On August 11, 1930, Harry Jacob Anslinger became the director of the newly formed Federal Bureau of Narcotics (FBN) in Washington, D.C. He would run the FBN with an iron fist through six presidential administrations spanning more than three decades. An imposing, husky, bull-necked figure nearly six feet tall, he looked like a tough law-and-order drug buster. With a large square head, huge ears, a cleft chin, and glowering eyes, Anslinger took great pride in his role as the archnemesis of marijuana smokers. He was the godfather of America’s war on drugs, and his influence on public policy would be [...]
Official claims once more treated as facts
Anonymous government sources speaking to the New York Times, along with intelligence based on satellite imagery, tell a frightening story: The brutal leader of an unfriendly Arab country is preparing to unleash chemical weapons. Sound familiar? There are significant differences between the allegations about Syria’s WMDs today and Iraq’s nonexistent weapons in 2003. But the similarities are notable for what they reveal—not about U.S. foreign policy plans, but about the corporate media’s ability to churn out a stream of alarmist coverage based on the thinnest of evidence. Now, as then, the New York Times drove the initial storyline. On December [...]

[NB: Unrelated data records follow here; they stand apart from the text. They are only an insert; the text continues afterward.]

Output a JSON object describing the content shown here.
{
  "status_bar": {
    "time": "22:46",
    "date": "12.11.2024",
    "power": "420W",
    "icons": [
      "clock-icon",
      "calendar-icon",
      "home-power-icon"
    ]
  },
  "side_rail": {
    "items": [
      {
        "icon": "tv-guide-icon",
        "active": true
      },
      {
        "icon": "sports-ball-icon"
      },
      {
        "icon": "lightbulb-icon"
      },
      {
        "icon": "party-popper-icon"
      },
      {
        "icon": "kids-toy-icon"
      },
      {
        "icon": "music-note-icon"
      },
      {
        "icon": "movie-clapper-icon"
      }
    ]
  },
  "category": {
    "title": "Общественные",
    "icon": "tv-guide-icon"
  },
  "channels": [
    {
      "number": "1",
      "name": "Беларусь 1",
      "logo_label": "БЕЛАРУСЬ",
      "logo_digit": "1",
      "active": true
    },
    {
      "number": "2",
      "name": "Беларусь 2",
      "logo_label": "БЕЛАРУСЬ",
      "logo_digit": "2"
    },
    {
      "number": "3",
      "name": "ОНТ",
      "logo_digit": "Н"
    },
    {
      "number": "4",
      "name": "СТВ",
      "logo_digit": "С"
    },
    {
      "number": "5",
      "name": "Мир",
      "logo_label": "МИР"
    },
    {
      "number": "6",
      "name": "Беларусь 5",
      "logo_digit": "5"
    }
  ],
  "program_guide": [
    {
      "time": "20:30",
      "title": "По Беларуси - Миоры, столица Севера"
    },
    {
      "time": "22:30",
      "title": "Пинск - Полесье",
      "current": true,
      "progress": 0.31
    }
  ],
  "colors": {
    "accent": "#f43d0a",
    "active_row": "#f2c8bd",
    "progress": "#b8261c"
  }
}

Fictional women leaders lag real world
Why acting like you lost the election is the ‘serious’ thing to do
Residents' criticisms and media portrayal at odds
As soon as the water receded from the streets, media trucks and journalists descended upon coastal areas of New Jersey and New York City to report on Hurricane Sandy’s damage. But recovery efforts by public and semi-public officials were slow in developing, leading to a media portrayal of the response that was a far cry from what many residents and activists saw.
Coverage of admissions case a catalog of broadsides
Against the electric backdrop of electoral polemics, the October 10 Supreme Court session on the constitutionality of race-conscious admissions at the University of Texas sent few sparks flying. Zeroed in on the election, the press dutifully reported the tit-for-tat and quips and quibbles around the case (Fisher v. University of Texas at Austin), but left untouched the deeper implications of potentially overturning affirmative action. Reviewing the coverage felt like staring at an iconic three-dimensional chess match from Star Trek—only with all lower levels of the board disappeared from sight. An overview of the main pieces: Abigail Fisher, a white student [...]